Exercise input:
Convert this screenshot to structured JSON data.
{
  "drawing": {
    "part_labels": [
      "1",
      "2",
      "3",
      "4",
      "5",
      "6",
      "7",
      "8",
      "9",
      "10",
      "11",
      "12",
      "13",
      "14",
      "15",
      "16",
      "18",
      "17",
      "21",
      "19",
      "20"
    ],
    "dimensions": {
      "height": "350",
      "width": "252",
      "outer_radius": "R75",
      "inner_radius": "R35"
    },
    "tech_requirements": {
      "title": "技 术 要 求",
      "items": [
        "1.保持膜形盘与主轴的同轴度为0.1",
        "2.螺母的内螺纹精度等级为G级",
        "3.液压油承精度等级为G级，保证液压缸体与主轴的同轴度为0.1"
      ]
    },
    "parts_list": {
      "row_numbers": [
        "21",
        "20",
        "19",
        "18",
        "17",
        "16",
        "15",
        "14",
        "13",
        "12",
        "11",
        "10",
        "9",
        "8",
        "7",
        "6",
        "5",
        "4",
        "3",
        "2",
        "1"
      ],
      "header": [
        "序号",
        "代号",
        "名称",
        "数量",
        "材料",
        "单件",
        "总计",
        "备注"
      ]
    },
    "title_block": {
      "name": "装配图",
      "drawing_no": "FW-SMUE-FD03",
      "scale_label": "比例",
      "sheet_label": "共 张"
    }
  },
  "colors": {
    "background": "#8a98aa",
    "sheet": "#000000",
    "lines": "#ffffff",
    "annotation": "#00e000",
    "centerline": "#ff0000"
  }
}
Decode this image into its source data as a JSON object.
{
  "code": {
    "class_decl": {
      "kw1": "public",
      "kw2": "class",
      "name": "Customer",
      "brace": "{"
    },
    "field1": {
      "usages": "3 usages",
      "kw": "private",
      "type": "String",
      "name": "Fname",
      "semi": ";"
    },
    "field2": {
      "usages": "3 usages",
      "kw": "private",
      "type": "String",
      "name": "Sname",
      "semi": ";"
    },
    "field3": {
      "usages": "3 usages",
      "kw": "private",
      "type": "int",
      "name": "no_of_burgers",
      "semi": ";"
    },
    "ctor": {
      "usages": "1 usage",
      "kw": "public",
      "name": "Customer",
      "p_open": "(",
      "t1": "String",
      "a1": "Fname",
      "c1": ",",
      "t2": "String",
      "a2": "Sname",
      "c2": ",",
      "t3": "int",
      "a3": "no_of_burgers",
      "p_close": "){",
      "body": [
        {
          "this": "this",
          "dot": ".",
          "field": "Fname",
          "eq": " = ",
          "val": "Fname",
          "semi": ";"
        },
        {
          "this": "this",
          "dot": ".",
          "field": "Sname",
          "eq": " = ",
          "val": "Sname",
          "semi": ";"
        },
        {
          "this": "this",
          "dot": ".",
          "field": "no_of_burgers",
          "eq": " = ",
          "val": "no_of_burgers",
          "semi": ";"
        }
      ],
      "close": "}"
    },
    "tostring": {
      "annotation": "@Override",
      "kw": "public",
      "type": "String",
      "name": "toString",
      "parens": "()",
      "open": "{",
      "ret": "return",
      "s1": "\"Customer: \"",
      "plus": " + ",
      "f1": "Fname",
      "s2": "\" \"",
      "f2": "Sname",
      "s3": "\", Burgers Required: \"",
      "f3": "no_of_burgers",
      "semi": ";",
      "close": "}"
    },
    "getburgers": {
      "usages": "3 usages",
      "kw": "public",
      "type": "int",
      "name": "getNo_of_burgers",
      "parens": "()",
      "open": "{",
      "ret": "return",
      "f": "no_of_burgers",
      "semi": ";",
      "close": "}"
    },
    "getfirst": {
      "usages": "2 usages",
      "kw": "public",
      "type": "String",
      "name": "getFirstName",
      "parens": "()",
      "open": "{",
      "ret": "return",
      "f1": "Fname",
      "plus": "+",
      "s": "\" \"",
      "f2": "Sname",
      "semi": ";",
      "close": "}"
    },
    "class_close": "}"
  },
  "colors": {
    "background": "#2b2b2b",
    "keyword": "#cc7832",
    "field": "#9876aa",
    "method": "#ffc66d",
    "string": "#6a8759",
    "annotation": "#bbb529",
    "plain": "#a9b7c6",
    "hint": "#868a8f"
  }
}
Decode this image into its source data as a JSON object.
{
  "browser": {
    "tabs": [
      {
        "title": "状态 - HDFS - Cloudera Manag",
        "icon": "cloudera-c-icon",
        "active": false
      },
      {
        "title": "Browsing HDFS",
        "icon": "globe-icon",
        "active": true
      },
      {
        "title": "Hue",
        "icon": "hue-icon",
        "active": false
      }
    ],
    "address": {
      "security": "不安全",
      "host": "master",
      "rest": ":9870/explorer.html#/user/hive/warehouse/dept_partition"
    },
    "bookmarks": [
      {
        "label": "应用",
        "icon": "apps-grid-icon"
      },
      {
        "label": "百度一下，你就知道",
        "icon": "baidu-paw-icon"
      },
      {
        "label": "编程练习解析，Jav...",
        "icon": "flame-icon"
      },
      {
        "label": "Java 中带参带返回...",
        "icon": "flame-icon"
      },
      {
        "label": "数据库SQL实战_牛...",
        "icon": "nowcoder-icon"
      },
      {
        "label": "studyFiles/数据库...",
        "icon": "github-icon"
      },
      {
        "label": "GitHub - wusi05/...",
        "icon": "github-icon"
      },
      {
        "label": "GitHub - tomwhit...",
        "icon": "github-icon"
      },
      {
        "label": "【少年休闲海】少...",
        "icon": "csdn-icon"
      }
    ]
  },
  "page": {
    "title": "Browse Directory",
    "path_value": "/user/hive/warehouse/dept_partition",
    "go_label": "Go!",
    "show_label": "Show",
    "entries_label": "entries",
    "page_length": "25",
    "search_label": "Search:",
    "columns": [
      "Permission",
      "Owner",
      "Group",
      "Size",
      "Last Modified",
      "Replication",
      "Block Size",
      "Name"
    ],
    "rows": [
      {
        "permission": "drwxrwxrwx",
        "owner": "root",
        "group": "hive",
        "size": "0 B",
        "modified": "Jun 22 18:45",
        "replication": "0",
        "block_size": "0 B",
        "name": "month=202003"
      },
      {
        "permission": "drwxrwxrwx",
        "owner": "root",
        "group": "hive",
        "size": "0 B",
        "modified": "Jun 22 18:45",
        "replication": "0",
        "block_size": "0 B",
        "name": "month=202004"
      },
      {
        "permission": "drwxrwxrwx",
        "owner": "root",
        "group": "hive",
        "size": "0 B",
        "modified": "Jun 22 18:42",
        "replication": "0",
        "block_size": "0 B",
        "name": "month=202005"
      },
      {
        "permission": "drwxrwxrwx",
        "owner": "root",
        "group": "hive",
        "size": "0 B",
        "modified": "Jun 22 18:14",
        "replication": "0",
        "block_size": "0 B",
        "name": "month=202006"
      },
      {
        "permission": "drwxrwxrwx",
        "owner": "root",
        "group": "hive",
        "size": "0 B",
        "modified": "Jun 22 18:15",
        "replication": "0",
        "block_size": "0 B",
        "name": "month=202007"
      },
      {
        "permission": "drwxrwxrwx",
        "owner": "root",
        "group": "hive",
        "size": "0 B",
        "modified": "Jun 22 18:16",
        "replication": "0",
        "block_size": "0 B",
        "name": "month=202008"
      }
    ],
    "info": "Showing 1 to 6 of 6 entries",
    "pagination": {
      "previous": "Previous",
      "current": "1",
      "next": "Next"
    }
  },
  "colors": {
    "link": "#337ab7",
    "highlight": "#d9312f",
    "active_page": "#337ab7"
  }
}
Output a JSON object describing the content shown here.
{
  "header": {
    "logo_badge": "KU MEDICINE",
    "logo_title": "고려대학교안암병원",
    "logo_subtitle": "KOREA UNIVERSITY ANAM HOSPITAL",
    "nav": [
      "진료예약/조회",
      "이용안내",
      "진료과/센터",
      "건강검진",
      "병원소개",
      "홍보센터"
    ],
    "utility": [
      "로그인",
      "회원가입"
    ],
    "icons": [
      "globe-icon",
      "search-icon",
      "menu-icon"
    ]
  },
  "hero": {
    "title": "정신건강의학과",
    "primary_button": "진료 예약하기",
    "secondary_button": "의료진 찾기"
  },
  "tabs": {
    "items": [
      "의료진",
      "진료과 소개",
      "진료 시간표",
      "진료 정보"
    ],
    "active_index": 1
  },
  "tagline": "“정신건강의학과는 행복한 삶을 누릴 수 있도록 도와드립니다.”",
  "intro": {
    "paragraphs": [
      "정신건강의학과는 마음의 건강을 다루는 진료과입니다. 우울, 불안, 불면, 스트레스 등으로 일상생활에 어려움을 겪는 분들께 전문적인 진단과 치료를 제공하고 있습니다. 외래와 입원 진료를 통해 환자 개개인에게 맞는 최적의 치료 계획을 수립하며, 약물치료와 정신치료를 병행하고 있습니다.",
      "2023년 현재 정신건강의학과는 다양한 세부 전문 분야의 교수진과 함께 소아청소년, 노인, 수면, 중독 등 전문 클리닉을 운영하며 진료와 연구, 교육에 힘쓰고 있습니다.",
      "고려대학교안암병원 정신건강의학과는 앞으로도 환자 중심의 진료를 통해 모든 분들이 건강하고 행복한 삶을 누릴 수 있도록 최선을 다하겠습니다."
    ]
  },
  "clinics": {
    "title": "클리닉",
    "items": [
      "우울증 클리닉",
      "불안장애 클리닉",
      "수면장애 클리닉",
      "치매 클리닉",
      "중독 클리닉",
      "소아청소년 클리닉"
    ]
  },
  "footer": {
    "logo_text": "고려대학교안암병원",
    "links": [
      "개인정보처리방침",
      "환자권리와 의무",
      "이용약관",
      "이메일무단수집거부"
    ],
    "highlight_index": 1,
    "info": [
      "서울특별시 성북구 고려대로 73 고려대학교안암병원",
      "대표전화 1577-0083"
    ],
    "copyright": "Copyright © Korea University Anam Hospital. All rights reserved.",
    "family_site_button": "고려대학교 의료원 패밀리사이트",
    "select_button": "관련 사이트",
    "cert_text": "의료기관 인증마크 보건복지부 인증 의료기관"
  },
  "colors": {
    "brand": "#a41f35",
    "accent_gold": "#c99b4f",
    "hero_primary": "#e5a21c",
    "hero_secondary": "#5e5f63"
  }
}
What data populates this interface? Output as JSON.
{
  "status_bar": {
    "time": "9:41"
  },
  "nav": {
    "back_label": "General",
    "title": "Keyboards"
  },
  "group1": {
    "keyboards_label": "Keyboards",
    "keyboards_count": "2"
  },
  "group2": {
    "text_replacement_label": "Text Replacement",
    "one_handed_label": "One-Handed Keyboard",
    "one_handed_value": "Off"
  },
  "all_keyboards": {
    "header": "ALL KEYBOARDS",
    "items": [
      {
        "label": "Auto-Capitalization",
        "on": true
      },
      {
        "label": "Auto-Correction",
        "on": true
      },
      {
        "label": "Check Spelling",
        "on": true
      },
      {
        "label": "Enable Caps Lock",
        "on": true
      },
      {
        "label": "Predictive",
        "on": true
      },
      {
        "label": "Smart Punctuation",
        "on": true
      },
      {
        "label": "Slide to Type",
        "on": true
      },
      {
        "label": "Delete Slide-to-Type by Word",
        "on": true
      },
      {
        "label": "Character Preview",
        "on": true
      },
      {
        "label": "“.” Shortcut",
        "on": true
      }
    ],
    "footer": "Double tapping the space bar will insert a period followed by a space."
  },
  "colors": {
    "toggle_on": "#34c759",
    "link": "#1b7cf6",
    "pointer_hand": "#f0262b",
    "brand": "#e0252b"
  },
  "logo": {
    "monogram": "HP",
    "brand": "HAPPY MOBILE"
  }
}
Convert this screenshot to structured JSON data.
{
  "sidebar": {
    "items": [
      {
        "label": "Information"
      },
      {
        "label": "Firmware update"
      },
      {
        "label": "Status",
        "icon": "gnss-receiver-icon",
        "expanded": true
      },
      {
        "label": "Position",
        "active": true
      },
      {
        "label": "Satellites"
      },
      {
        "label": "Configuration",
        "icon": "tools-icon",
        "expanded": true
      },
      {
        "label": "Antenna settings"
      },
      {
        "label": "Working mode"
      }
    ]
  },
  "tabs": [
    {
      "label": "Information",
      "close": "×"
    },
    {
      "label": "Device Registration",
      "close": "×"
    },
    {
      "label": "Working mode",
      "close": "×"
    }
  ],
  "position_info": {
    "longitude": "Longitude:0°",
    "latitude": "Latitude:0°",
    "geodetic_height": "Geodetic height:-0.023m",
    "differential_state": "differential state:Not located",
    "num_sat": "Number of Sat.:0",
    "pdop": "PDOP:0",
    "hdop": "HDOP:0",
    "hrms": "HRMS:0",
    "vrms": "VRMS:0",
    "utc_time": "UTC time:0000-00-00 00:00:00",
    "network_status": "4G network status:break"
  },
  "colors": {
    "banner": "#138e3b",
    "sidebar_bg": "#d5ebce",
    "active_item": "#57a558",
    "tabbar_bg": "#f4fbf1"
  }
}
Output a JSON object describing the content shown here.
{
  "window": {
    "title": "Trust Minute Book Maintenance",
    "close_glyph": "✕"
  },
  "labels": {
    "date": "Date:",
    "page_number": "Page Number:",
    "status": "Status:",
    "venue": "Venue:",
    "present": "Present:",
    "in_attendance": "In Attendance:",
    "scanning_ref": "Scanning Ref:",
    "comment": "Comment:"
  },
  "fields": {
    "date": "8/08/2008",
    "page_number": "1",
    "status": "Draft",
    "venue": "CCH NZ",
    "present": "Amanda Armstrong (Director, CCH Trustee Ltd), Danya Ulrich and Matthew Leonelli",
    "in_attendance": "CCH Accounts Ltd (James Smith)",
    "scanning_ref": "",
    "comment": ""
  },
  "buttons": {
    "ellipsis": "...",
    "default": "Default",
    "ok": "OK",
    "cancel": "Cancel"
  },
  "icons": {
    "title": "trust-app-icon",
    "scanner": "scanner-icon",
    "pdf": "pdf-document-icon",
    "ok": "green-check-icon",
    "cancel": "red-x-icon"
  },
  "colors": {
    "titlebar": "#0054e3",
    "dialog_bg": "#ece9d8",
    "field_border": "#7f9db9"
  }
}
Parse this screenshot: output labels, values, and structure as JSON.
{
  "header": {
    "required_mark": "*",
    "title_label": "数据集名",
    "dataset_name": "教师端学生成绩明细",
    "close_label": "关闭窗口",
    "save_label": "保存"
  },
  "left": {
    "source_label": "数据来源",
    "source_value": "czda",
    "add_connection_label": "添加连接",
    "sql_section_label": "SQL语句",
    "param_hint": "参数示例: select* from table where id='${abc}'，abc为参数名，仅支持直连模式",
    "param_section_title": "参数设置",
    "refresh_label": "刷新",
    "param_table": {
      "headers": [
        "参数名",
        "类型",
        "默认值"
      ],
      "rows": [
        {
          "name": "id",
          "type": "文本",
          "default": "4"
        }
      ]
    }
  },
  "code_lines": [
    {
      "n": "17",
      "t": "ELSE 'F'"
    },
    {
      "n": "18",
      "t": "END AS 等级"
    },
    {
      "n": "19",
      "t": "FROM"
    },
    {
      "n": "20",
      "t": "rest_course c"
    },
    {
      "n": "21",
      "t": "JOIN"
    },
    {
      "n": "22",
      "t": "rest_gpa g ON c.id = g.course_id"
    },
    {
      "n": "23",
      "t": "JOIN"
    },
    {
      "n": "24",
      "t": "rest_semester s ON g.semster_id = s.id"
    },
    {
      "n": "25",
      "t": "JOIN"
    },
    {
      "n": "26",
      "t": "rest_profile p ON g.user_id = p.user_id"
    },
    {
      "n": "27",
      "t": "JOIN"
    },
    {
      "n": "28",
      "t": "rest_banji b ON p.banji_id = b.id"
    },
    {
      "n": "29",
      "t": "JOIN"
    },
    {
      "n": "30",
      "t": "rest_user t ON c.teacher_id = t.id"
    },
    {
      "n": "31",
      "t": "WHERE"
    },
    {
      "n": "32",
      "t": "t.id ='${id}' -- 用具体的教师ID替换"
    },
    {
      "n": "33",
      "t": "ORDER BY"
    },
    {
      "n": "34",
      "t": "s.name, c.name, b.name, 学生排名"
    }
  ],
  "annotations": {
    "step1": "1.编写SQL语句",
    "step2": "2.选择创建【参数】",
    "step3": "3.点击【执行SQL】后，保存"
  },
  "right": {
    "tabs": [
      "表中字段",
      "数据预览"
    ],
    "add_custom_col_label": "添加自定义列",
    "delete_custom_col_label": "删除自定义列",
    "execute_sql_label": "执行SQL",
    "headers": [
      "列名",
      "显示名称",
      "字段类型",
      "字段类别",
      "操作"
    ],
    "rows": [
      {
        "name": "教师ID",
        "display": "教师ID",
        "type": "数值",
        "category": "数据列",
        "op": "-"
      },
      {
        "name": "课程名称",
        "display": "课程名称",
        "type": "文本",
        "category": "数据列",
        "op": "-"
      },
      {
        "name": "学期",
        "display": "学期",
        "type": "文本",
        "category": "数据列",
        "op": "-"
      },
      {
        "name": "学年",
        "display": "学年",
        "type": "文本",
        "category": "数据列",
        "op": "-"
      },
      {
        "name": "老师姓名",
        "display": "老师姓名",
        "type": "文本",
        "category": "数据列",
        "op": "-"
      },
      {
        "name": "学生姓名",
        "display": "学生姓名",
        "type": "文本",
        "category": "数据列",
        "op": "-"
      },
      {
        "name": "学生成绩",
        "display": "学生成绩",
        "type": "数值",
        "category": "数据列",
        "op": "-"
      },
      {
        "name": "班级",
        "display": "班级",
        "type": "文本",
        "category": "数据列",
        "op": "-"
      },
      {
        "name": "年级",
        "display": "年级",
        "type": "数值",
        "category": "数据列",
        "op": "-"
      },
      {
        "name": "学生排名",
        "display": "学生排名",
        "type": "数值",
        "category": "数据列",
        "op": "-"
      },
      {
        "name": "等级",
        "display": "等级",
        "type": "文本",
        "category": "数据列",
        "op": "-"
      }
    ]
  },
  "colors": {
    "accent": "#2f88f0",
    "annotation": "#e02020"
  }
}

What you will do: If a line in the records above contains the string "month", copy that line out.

Solution for this task:
        "name": "month=202003"
        "name": "month=202004"
        "name": "month=202005"
        "name": "month=202006"
        "name": "month=202007"
        "name": "month=202008"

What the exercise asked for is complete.